For weeks, commissioners have been trying to speak directly to School Board members. They hope to persuade the board to reconsider its plan to stop busing service next school year for about 50 students. It turns out the students live within 2 miles of their school, and that means they don't qualify for busing.
Commissioners say the change would force children as young as 5 to cross rush-hour traffic on State Road 580 near the entrance to downtown Dunedin.
The move could force the city to pick up the $25,000 annual tab for three crossing guards plus a one-time $10,000 cost for crosswalk improvements — or pay as much as $56,000 a year for buses.
Dunedin commissioners have their own workshop planned for Feb. 12. However, Vice Mayor Julie Ward Bujalski wants her colleagues to skip it to attend the School Board meeting and hopefully resolve the issue before the board starts crafting next year's budget and bus schedules.
"We need to show up in a large group. We need to have a presence," Bujalski said. "If I go down there by myself, I'm going to get nowhere. We need to have a plan and it needs to be a priority."
With the three-minute limit, however, Commissioner Julie Scales said a more effective approach would be to figure out how to obtain a dedicated presentation and discussion slot on a School Board agenda.
Commissioners agreed that they would decide for themselves whether to attend the School Board meeting, while DiSpirito explores ways to get them a lengthier time slot.
"We need to be strong on this," Eggers said. "For crying out loud, we represent 36,000 residents, give or take. They ought to at least want to hear what we have to say."
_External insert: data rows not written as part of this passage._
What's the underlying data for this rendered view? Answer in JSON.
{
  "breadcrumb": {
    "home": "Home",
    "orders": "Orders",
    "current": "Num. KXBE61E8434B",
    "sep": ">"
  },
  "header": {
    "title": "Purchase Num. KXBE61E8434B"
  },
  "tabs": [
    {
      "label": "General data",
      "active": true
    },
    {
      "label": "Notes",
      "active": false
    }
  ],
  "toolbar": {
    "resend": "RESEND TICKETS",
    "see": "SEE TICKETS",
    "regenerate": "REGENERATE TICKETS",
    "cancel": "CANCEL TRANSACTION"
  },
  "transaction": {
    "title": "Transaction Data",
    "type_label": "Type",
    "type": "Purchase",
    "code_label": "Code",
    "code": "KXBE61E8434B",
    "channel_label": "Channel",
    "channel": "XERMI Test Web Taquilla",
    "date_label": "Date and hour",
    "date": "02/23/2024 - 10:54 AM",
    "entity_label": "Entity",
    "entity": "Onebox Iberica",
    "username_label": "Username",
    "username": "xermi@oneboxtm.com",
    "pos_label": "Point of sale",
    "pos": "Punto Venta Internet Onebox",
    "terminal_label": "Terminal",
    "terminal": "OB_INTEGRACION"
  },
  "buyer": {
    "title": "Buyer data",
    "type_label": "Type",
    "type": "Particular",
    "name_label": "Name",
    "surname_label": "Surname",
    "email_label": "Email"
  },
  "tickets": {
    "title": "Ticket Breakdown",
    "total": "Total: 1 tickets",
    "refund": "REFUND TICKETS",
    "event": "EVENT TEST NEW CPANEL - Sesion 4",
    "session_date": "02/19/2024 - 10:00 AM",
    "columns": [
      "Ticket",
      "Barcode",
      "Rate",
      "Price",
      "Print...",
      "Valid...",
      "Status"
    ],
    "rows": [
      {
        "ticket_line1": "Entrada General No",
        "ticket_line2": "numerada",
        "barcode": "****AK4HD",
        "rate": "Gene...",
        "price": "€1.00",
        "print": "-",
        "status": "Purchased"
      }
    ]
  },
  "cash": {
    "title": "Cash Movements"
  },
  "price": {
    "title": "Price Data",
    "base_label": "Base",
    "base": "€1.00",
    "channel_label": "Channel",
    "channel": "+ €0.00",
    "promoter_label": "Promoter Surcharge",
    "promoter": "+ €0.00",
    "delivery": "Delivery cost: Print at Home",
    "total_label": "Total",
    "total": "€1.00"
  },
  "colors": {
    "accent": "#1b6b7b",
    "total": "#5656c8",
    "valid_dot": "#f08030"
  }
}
Commissioners also asked staff to find out why the Florida Department of Transportation deemed the SR 580 intersection too dangerous for a golf cart crossing, while the school district says FDOT data deems the road safe for young children to cross.
A schools safety auditor told commissioners last month that a signalized intersection isn't considered "hazardous" unless at least 4,000 cars pass through daily. The angled intersection where State Road 580 meets Main Street, Skinner Boulevard and Bass Boulevard sees only 1,400 cars a day, according to FDOT data.
Commissioner Ron Barnette described his own recent experience navigating the intersection.
"When people whip through there, they're looking at that light. And the angle of the intersection almost obscures part of that because there's many lanes and you have to look over other cars," he said. "I cannot in my right mind support the prospect of forcing elementary school kids to cross there, any more than a crossing guard."
Keyonna Summers can be reached at (727) 445-4153 or email@example.com. To write a letter to the editor, go to tampabay.com/letters.